Also unique to Adso’s worldview is the powerful tension between his belief that sex is sinful and his experience that it is, in fact, an otherworldly sort of bliss. Paradoxically, his efforts to sully what he is experiencing render the passage’s celebration of sex doubly powerful. Even years later, the elderly Adso tells us that he is depicting the “evil” scene in all its detail “to tell how a young man can succumb to the snares of the Devil.” But this description doesn’t convince. His account is too rapturous, too involved – despite what he tells us (and himself), it is a sweet, sweet recollection. Why else depict it at such length, in such rich language? In his account, Adso admits to feeling a “delirium” in which he is “unable to sense any hint of sin in my heart.” This disconnect between the monk’s professed reason for writing such a lengthy account – saving others from similar “sins” – and what appears to be the real reason – reliving a profound, precious memory – is poignant and sad. Christian or not, as readers, we forgive him. What he perceives as frailty is actually purely human. (There is a whole other point here, about the perils of tainting sex with shame, about repression – but that would be another few-thousand words.)

Finally, there is something deeper about the reality of sex that Adso’s account touches on. He couches it in theological language, but the passage parallels sexual bliss and the disappearance of the self.
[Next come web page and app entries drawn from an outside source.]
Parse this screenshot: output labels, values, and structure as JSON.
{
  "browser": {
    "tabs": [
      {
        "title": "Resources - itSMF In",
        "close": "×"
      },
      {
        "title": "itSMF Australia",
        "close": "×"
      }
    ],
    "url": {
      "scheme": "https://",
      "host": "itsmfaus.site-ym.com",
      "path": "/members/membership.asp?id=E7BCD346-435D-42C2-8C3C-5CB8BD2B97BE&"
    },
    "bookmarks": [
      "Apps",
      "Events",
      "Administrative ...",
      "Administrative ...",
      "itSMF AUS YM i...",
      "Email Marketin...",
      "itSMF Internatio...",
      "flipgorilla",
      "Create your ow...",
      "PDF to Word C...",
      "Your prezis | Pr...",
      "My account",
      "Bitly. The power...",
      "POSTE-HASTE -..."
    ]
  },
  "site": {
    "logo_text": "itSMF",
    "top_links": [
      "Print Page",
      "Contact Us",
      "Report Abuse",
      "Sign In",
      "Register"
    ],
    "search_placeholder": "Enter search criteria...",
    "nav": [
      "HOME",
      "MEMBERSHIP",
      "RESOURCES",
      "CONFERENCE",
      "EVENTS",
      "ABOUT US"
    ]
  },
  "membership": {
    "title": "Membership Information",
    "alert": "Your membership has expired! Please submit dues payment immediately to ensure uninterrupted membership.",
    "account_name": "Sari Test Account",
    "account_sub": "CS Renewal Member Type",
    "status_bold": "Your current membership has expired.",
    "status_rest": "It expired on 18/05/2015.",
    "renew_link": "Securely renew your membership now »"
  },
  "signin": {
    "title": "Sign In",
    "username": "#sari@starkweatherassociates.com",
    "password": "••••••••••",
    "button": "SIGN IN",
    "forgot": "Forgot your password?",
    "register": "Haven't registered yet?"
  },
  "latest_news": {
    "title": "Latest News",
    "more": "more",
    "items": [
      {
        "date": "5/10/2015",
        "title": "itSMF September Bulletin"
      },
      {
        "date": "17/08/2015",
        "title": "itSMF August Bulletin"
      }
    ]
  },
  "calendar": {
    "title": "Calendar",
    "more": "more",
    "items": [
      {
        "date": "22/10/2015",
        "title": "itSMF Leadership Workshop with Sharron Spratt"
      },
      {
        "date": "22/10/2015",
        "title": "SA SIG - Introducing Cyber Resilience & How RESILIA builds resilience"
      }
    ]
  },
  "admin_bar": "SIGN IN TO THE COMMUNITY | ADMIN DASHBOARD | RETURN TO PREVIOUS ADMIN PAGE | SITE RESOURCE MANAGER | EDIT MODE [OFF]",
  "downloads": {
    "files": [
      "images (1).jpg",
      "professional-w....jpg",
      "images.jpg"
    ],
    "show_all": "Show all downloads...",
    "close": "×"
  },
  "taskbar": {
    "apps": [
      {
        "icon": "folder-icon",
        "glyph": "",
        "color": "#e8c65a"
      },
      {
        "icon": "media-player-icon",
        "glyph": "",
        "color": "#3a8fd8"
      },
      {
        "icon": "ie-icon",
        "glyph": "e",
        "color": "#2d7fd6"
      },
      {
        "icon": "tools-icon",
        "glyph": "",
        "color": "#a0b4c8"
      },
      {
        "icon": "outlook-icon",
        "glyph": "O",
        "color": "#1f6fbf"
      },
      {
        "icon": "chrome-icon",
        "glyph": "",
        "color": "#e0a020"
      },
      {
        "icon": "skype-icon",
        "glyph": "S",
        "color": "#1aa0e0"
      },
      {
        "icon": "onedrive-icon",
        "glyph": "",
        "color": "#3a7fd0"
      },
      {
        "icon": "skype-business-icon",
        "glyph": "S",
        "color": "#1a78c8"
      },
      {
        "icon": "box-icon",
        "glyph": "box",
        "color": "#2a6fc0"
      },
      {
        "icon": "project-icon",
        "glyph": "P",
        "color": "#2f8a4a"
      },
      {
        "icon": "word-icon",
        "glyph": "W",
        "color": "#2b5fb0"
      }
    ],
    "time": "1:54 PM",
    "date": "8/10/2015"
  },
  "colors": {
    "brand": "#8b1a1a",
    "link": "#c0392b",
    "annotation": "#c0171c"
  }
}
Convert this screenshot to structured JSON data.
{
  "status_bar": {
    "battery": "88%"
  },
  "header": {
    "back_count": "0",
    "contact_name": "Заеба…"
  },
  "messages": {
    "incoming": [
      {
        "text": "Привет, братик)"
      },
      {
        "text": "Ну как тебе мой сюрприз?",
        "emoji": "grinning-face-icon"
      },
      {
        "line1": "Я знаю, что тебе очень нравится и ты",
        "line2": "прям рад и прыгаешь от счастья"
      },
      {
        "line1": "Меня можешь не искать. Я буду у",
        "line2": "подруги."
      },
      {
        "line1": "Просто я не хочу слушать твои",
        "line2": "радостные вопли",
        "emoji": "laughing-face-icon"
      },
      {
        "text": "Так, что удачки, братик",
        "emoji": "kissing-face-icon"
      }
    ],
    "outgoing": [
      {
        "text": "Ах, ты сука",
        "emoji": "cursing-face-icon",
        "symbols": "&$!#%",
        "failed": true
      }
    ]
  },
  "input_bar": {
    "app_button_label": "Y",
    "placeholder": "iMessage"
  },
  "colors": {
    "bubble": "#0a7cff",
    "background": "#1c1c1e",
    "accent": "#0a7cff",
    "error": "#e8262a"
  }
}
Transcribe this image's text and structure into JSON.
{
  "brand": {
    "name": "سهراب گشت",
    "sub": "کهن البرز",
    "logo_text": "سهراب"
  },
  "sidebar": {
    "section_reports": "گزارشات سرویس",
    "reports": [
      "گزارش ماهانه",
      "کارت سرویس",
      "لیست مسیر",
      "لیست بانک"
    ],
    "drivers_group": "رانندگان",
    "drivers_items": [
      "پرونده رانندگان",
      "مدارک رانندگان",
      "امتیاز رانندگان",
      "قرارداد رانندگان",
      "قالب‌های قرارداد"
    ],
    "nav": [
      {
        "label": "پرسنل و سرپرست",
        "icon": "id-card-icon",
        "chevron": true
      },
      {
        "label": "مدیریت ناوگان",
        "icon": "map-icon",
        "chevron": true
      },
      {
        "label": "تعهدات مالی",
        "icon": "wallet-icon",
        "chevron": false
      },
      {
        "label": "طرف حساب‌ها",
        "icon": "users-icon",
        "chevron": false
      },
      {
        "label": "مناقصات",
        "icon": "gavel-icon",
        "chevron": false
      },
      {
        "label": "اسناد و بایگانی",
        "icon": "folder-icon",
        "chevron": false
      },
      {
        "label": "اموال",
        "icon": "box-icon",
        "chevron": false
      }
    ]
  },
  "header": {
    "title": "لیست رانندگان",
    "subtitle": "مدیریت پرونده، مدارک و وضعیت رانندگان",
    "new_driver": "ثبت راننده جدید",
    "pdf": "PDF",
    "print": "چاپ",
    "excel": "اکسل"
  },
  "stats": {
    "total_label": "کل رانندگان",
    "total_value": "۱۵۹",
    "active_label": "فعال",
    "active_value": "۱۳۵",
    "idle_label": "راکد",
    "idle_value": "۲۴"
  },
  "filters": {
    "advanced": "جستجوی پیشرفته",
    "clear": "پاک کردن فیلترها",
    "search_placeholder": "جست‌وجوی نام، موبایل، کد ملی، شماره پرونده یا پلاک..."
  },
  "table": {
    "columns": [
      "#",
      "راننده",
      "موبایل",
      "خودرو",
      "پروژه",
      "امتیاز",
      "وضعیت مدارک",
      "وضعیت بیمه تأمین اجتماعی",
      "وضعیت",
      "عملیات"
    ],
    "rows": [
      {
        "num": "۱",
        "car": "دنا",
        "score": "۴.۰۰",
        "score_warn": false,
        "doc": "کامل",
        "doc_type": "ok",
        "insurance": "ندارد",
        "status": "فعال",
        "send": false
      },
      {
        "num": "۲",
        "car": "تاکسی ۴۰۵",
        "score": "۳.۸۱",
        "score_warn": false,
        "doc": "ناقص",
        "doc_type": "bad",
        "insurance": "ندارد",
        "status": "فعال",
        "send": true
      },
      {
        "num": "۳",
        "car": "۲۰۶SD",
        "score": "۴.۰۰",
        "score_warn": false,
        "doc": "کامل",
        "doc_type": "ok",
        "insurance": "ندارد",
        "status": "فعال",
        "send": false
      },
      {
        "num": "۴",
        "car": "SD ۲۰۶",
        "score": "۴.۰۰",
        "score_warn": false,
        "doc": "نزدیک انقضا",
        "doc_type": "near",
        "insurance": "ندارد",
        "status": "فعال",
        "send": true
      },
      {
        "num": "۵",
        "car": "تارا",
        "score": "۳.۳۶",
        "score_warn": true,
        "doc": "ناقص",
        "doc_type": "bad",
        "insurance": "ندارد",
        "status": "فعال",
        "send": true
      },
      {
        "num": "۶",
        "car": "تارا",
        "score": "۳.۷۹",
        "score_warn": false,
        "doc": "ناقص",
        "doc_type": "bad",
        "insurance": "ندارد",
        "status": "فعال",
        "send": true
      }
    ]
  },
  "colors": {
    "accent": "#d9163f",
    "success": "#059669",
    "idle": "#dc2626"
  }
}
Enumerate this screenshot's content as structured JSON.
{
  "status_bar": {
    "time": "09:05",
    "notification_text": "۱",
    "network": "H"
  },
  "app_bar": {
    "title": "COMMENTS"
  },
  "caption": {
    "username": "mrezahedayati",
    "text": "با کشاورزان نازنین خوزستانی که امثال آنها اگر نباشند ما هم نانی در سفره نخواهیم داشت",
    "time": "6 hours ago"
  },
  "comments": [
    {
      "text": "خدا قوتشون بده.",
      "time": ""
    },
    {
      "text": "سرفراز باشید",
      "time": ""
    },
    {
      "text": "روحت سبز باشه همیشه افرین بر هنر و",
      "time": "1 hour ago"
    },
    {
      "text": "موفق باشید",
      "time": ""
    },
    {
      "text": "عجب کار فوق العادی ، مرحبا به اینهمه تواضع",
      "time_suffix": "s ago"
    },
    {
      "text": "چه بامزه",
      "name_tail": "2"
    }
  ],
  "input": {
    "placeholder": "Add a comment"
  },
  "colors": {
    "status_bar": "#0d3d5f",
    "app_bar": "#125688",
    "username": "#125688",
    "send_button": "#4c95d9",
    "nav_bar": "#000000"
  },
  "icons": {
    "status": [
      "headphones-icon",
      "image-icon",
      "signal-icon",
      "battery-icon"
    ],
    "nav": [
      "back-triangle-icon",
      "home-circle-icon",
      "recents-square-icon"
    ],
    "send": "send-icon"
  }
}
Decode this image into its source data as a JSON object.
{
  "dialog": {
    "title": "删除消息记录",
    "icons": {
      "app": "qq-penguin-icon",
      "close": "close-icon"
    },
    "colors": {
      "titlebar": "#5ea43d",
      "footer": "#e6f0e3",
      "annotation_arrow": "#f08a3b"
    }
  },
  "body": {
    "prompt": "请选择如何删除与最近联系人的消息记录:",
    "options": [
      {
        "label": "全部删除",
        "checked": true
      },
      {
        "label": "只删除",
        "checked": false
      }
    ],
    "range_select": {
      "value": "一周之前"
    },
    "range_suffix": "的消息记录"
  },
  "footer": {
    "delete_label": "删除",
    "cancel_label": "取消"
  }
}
Adso perceives a link between the martyr’s “desire for joyous annihilation that moved the saint to die in his own love in order to live longer and eternally” with “desire for carnal union I felt with the girl.” In his account, orgasm takes on a mystical flavour, as the eradication of all self-consciousness. It is a strange idea: something of sex’s appeal is that, briefly, we are not there. In William Blake’s The Book of Thel, in orgasm “I vanish and am seen no more” in “raptures holy.” La petite mort, the French call sex: “the little death.” In the rest of the biosphere, the death appears not-so-little: witness the male praying mantis being eaten by his bride, or the Pacific salmon, who dies immediately after spawning. Strange linkages, here. The “heart, of great size” left for Adso by his lover is our culture’s greatest symbol of love, but can only be extracted from a corpse. I wouldn’t dare attempt to unpack the whole thing, but being touched on are some deep, powerful ideas about consciousness, sex, living and dying.

And on that light note, I’ll stop for today! The Name of the Rose is brilliant; go read it.

And Umberto: thanks for everything, not least this beautiful passage on the glory and majesty of love and sex. Requiescat in pace.

3082 words

Like words?

W:

3.4.16

MattMatt is Chief Editor at Misfit Press. Alongside overseeing all activity at the Press, he is in the latter stages of a PhD, working on a thesis examining the intersections between literature, neuroscience and the philosophy of consciousness. Soccer, snowboarding, prog metal, Dostoevsky, a good Chianti and strangers' dogs all rank amongst his favourite things.

Leave a Reply

Comments are closed.

Aldous Huxley’s deathbed meditation on Shakespeare, consciousness and waking up

“In touch with another human spirit”: Michel Houellebecq on the Unique Power of Literature

Liftoff!

Misfit Press